** Opening Data records block **

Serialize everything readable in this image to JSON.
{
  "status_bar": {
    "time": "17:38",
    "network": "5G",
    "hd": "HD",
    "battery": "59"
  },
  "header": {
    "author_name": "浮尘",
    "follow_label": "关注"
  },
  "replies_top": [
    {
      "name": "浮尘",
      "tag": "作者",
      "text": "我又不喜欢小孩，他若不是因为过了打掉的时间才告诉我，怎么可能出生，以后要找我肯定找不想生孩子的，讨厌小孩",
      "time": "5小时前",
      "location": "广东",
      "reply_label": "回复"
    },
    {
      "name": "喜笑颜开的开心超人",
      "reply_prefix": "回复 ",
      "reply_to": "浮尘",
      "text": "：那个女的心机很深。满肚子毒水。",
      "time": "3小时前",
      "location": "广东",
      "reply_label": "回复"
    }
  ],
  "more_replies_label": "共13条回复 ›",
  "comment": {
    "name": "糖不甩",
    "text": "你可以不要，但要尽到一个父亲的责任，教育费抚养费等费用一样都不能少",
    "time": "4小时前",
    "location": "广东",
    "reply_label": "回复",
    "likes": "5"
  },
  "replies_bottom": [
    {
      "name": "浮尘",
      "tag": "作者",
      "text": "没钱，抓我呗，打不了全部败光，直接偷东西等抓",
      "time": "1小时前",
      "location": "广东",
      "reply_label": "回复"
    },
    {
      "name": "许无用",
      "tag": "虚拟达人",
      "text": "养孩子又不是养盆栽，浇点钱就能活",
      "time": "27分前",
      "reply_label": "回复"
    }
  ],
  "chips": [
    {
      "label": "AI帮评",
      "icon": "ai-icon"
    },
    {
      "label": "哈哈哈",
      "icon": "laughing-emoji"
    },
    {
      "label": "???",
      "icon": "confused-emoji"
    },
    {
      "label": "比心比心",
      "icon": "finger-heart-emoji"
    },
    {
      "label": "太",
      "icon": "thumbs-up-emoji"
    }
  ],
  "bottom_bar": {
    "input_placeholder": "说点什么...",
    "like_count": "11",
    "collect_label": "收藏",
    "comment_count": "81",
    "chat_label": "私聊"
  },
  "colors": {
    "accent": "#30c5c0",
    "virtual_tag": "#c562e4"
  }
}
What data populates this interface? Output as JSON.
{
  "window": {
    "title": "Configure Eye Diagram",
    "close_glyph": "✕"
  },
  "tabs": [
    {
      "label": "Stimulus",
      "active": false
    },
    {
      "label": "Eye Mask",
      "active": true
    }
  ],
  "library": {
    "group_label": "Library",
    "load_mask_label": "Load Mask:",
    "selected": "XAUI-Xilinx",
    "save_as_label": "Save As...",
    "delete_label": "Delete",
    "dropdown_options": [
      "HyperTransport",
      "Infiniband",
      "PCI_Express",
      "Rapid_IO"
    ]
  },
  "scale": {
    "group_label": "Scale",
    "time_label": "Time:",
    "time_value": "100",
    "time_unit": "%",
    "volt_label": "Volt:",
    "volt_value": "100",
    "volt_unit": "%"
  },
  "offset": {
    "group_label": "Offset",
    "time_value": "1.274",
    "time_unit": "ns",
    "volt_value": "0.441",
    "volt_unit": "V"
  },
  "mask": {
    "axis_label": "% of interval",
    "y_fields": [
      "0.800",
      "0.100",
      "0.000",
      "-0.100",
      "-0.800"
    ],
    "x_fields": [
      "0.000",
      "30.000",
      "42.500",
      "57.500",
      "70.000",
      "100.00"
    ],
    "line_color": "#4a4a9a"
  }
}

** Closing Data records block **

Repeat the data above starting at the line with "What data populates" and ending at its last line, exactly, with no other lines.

* [Result below]
What data populates this interface? Output as JSON.
{
  "window": {
    "title": "Configure Eye Diagram",
    "close_glyph": "✕"
  },
  "tabs": [
    {
      "label": "Stimulus",
      "active": false
    },
    {
      "label": "Eye Mask",
      "active": true
    }
  ],
  "library": {
    "group_label": "Library",
    "load_mask_label": "Load Mask:",
    "selected": "XAUI-Xilinx",
    "save_as_label": "Save As...",
    "delete_label": "Delete",
    "dropdown_options": [
      "HyperTransport",
      "Infiniband",
      "PCI_Express",
      "Rapid_IO"
    ]
  },
  "scale": {
    "group_label": "Scale",
    "time_label": "Time:",
    "time_value": "100",
    "time_unit": "%",
    "volt_label": "Volt:",
    "volt_value": "100",
    "volt_unit": "%"
  },
  "offset": {
    "group_label": "Offset",
    "time_value": "1.274",
    "time_unit": "ns",
    "volt_value": "0.441",
    "volt_unit": "V"
  },
  "mask": {
    "axis_label": "% of interval",
    "y_fields": [
      "0.800",
      "0.100",
      "0.000",
      "-0.100",
      "-0.800"
    ],
    "x_fields": [
      "0.000",
      "30.000",
      "42.500",
      "57.500",
      "70.000",
      "100.00"
    ],
    "line_color": "#4a4a9a"
  }
}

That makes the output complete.